Skip to main content

lost and found?

Joe: So...i lost my laptop...what now?
Admin: You LOST your laptop?
Joe: Umm..yea..I left it on the metro...the bag's gone now. I don't know what to do.
Admin: You LOST your laptop?
Joe: Well..i misplaced it.
Admin: Okay, well we don't get too many of these calls. I'll have to file a report. Contact your local computer group and they'll set you up with a temporary computer.
Over the next two hours, he got calls from upper management and the head of HR.
"There's confidential information in there. How could you lose it?'
Joe: "Well, I'm sorry. It won't happen again"
HR: "Yeah well it better not."
The firm went back and forth with him for an entire day, making him feel real guilty. Now there's a slide in every general firm presentation on laptop security.

Lost files are another issue. This happens once every few months, and the region gets a general email asking if anyone found these files.

The good thing is, with laptops...it is extremely encrypted and protected and all the information is backed up automatically in some general server. So a new laptop with all the previous information stored in a lost laptop can be up and running in a day.

But with files, that just sucks. Best we can do is lock it up in boxes. Ideally, everything should be electronic, but there's no way the old school will allow that to happen. Some firms do have everything electronically stored, so the retrieval process is much easier.

Good luck redoing all the work done on paper. For the few documents I've had to recreate, it sucks..it really does.

Comments

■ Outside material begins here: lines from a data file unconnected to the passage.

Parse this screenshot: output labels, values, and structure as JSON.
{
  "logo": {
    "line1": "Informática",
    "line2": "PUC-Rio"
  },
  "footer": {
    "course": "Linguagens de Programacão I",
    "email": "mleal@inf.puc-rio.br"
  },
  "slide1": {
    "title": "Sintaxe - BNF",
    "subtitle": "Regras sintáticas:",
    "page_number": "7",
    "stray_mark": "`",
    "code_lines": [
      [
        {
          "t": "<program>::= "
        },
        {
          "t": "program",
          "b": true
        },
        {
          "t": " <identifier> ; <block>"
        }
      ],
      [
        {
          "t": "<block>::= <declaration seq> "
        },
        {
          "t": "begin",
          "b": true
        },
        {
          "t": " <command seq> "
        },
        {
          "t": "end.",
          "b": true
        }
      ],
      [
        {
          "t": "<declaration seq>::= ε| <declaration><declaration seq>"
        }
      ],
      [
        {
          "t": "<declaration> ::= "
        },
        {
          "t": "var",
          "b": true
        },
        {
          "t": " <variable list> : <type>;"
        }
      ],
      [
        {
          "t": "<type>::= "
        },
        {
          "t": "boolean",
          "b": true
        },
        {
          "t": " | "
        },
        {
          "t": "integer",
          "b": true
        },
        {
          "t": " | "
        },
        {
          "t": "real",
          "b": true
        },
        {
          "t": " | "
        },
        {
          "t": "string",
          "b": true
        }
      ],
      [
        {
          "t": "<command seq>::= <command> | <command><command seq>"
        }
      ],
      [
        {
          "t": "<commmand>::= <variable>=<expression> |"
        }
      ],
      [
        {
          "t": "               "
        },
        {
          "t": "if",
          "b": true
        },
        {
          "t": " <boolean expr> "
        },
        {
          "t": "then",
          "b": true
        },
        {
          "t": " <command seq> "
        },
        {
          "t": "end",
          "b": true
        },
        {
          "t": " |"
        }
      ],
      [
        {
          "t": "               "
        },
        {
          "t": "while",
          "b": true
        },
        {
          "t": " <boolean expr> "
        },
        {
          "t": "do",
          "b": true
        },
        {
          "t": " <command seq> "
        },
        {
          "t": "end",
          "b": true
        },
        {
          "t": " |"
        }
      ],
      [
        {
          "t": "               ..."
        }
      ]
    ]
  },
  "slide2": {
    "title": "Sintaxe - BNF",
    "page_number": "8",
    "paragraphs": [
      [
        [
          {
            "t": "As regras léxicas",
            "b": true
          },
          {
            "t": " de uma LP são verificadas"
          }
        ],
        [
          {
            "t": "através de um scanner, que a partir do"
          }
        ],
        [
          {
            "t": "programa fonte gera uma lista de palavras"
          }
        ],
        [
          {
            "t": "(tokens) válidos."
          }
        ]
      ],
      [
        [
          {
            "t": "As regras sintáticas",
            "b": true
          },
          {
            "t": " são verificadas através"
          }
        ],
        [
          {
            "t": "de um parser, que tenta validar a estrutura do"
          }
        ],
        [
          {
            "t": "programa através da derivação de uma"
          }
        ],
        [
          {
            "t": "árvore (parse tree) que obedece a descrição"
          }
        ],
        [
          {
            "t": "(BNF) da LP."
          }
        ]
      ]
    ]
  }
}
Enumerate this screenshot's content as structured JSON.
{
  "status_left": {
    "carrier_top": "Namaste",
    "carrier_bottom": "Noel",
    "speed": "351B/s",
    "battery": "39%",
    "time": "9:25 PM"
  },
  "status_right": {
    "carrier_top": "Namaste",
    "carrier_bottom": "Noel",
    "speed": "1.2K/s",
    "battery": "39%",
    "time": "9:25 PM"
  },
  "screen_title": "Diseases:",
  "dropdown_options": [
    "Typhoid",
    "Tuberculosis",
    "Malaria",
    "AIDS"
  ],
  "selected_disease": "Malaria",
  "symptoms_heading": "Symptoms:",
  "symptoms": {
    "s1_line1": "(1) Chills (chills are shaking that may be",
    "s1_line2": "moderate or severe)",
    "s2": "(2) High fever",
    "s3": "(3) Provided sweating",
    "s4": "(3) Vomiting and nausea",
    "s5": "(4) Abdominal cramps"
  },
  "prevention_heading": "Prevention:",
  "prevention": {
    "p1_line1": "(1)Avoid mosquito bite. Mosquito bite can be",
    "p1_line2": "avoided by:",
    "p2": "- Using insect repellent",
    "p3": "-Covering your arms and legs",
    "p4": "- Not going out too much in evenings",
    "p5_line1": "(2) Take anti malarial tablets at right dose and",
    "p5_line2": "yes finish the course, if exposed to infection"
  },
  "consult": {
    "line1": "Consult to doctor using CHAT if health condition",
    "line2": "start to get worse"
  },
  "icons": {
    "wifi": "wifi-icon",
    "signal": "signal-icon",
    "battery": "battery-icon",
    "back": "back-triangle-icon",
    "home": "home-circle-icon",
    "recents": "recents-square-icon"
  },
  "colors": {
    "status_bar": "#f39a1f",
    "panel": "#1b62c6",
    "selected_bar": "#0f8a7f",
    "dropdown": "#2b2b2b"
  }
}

Kelkel said…
Do they need to worry so much about a lost laptop? Apart from having to re-do work if you haven't backed files up to a remote location, the firm doesn't lose much, unless you have some papers with notes. Otherwise, they should just be glad if you didn't have paper copies in your laptop bag. The laptop itself can't be worth much in the big picture, because they're not exactly top-of-the-line anyway.
notfordisplay said…
The lost laptop is not so much an issue for us as it is for our clients. There is sensitive information in there that can do a lot of damage if it's in an investor's hands, since it's not public information yet.

Popular posts from this blog

auditing vs consulting

I was wondering if you could break down the career opportunities in auditing and consulting (in a big 4). I know that consulting pays more in a big 4 and has more interesting work, but it seems that auditing has extremely good exit opportunities (Financial controller, CFO etc). Any thoughts on which is better in the long run?

Well there's different consulting services offered by public accounting companies - the most popular being IT consulting and risk consulting. There are also other consulting services offered, but these two hire the most. Do they pay more? Yes, but not by much. Not enough for you to say: Shoot, the $$ is a huge reason for me to move over. Is the work more interesting than audit? Yes. You're actually looking over a company's processes and telling them what to do instead of what not to do (audit). Everyone I know who's made the switch likes it waay better than audit.
In the long run though, choosing audit vs consulting really depends on what you want t…

should you choose to audit financial services?

I'm trying to decide whether to audit financial services companies or non-financial services companies. What would you say are the pros and cons of either industries? Do individuals who choose non-FS have less career mobility within the firm or if they decide not to stay with the B4 after a few years?
Really depends on what you'd like to do after (unless you really love auditing). If you want to a controller,etc. at a p/e firm or a hedge fund down the road, you'd want to go into financial services. The pay won't be too bad, especially if you get a share of the insane bonuses they dole out. If you want to audit industries with tangible products and want to get a better understanding of the operations of such businesses, then other industries are the way to go.In terms of mobility outside the firm, auditing other industries is the way to go since you have plenty of options when you exit the audit world. For example, in 2008, after Lehman collapsed, it was incredibly hard …

career progression

"What can you tell me about the different possible tracks a person would take at the Big 4 in regards to tax vs. audit? Is there a difference in career progression among the two specialties? How about career potential? Workload?"

Loaded question. In terms of career potential, they're both pretty potent. Audit leads you to controller/accounting manager/ VP - accounting positions at companies if you choose to quit. Tax can lead to tax manager positions at various companies/firms..to help them minimize taxes and exploit tax loopholes. It's a pretty important position in many companies...I'm not an expert on tax careers though, so you might want to ask somebody in a tax related position.
In terms of career progression, it's the same as audit...start off as a staff associate...move to senior..manager..snr mgr..partner.
In terms of workload, my friends in the tax department seem to work two busy seasons...in the fall and in the spring. So I think they work more than i…